He can help on the offensive side of the game, at least at the OHL level with 161 points in 228 games. He’s tough, he puts in a full effort, and he’s got a bit of a mean side.
Skating & Depth
So what’s holding him back!? The biggest knock against Finn is his skating. You know that most predominant of skills for the game of hockey?
Finn has been dogged his entire career for his sub-par skating skills. He wasn’t the greatest player leading up to his draft year in 2012. It didn’t come to him in his few years in the Maple Leafs system. And is still hasn’t come to him four years later.

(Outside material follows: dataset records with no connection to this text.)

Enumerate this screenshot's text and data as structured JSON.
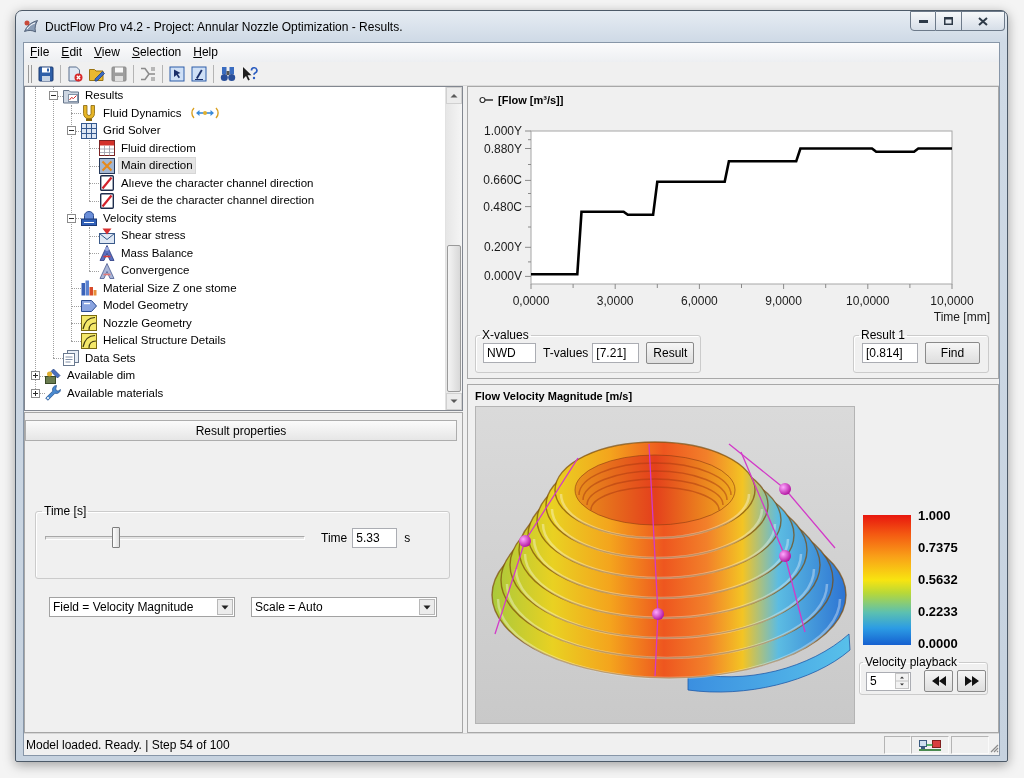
{
  "window": {
    "title": "DuctFlow Pro v4.2 - Project: Annular Nozzle Optimization - Results."
  },
  "menu": [
    "File",
    "Edit",
    "View",
    "Selection",
    "Help"
  ],
  "toolbar": {
    "groups": [
      [
        {
          "disabled": false
        }
      ],
      [
        {
          "disabled": false
        },
        {
          "disabled": false
        },
        {
          "disabled": true
        }
      ],
      [
        {
          "disabled": true
        }
      ],
      [
        {
          "disabled": false
        },
        {
          "disabled": false
        }
      ],
      [
        {
          "disabled": false
        },
        {
          "disabled": false
        }
      ]
    ]
  },
  "tree": {
    "items": [
      {
        "children": [
          {
            "label": "Results",
            "expanded": true,
            "selected": false,
            "children": [
              {
                "label": "Fluid Dynamics",
                "selected": false
              },
              {
                "label": "Grid Solver",
                "expanded": true,
                "selected": false,
                "children": [
                  {
                    "label": "Fluid directiom",
                    "selected": false
                  },
                  {
                    "label": "Main direction",
                    "selected": true
                  },
                  {
                    "label": "Alıeve the character channel direction",
                    "selected": false
                  },
                  {
                    "label": "Sei de the character channel direction",
                    "selected": false
                  }
                ]
              },
              {
                "label": "Velocity stems",
                "expanded": true,
                "selected": false,
                "children": [
                  {
                    "label": "Shear stress",
                    "selected": false
                  },
                  {
                    "label": "Mass Balance",
                    "selected": false
                  },
                  {
                    "label": "Convergence",
                    "selected": false
                  }
                ]
              },
              {
                "label": "Material Size Z one stome",
                "selected": false
              },
              {
                "label": "Model Geometry",
                "selected": false
              },
              {
                "label": "Nozzle Geometry",
                "selected": false
              },
              {
                "label": "Helical Structure Details",
                "selected": false
              }
            ]
          },
          {
            "label": "Data Sets",
            "selected": false
          }
        ]
      },
      {
        "label": "Available dim",
        "expanded": false,
        "selected": false
      },
      {
        "label": "Available materials",
        "expanded": false,
        "selected": false
      }
    ]
  },
  "result_properties": {
    "header": "Result properties",
    "time_group": {
      "legend": "Time [s]",
      "slider": {
        "level": 0.27
      },
      "label": "Time",
      "value": "5.33",
      "unit": "s"
    },
    "dropdowns": [
      {
        "value": "Field = Velocity Magnitude"
      },
      {
        "value": "Scale = Auto"
      }
    ]
  },
  "flow_chart": {
    "chart_data": {
      "type": "line",
      "title": "[Flow [m³/s]]",
      "xlabel": "Time [mm]",
      "categories": [
        "0,0000",
        null,
        null,
        null,
        null,
        null,
        null,
        null,
        null,
        null,
        null,
        null,
        null,
        null,
        null,
        null,
        null,
        null,
        null,
        null,
        "3,0000",
        null,
        null,
        null,
        null,
        null,
        null,
        null,
        null,
        null,
        null,
        null,
        null,
        null,
        null,
        null,
        null,
        null,
        null,
        null,
        "6,0000",
        null,
        null,
        null,
        null,
        null,
        null,
        null,
        null,
        null,
        null,
        null,
        null,
        null,
        null,
        null,
        null,
        null,
        null,
        null,
        "9,0000",
        null,
        null,
        null,
        null,
        null,
        null,
        null,
        null,
        null,
        null,
        null,
        null,
        null,
        null,
        null,
        null,
        null,
        null,
        null,
        "10,0000",
        null,
        null,
        null,
        null,
        null,
        null,
        null,
        null,
        null,
        null,
        null,
        null,
        null,
        null,
        null,
        null,
        null,
        null,
        null,
        "10,0000"
      ],
      "values": [
        0.015,
        0.015,
        0.015,
        0.015,
        0.015,
        0.015,
        0.015,
        0.015,
        0.015,
        0.015,
        0.015,
        0.015,
        0.445,
        0.445,
        0.445,
        0.445,
        0.445,
        0.445,
        0.445,
        0.445,
        0.445,
        0.445,
        0.445,
        0.424,
        0.424,
        0.424,
        0.424,
        0.424,
        0.424,
        0.424,
        0.651,
        0.651,
        0.651,
        0.651,
        0.651,
        0.651,
        0.651,
        0.651,
        0.651,
        0.651,
        0.651,
        0.651,
        0.651,
        0.651,
        0.651,
        0.651,
        0.651,
        0.792,
        0.792,
        0.792,
        0.792,
        0.792,
        0.792,
        0.792,
        0.792,
        0.792,
        0.792,
        0.792,
        0.792,
        0.792,
        0.792,
        0.792,
        0.792,
        0.792,
        0.88,
        0.88,
        0.88,
        0.88,
        0.88,
        0.88,
        0.88,
        0.88,
        0.88,
        0.88,
        0.88,
        0.88,
        0.88,
        0.88,
        0.88,
        0.88,
        0.88,
        0.88,
        0.858,
        0.858,
        0.858,
        0.858,
        0.858,
        0.858,
        0.858,
        0.858,
        0.858,
        0.858,
        0.88,
        0.88,
        0.88,
        0.88,
        0.88,
        0.88,
        0.88,
        0.88,
        0.88
      ],
      "ylim": [
        -0.052,
        1
      ],
      "yticks": [
        {
          "value": 0,
          "label": "0.000V"
        },
        {
          "value": 0.2,
          "label": "0.200Y"
        },
        {
          "value": 0.48,
          "label": "0.480C"
        },
        {
          "value": 0.66,
          "label": "0.660C"
        },
        {
          "value": 0.88,
          "label": "0.880Y"
        },
        {
          "value": 1,
          "label": "1.000Y"
        }
      ]
    },
    "x_values": {
      "legend": "X-values",
      "value": "NWD",
      "t_label": "T-values",
      "t_value": "[7.21]",
      "button": "Result"
    },
    "result_group": {
      "legend": "Result 1",
      "value": "[0.814]",
      "button": "Find"
    }
  },
  "velocity_view": {
    "title": "Flow Velocity Magnitude [m/s]",
    "legend_labels": [
      "1.000",
      "0.7375",
      "0.5632",
      "0.2233",
      "0.0000"
    ],
    "playback": {
      "legend": "Velocity playback",
      "value": "5"
    }
  },
  "status_bar": {
    "text": "Model loaded. Ready. | Step 54 of 100"
  }
}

Maybe in training camp, we’ll finally see Finn show some positive…strides in the skating department. (It was a pun I had to make).
But even if he does, he’s got a number of other defensive prospects ahead of him on the pecking order. We’ve already seen three other defensive prospects in this countdown that are direct competition to Finn; Jesse Graham, Loic Leduc, and Kyle Burroughs.
That’s just the other options directly competing for an AHL spot, let alone all the other young and highly skilled defenseman competing for an NHL spot. But with an improvement to his skating game will drastically alter his position on the Islanders defensive depth chart.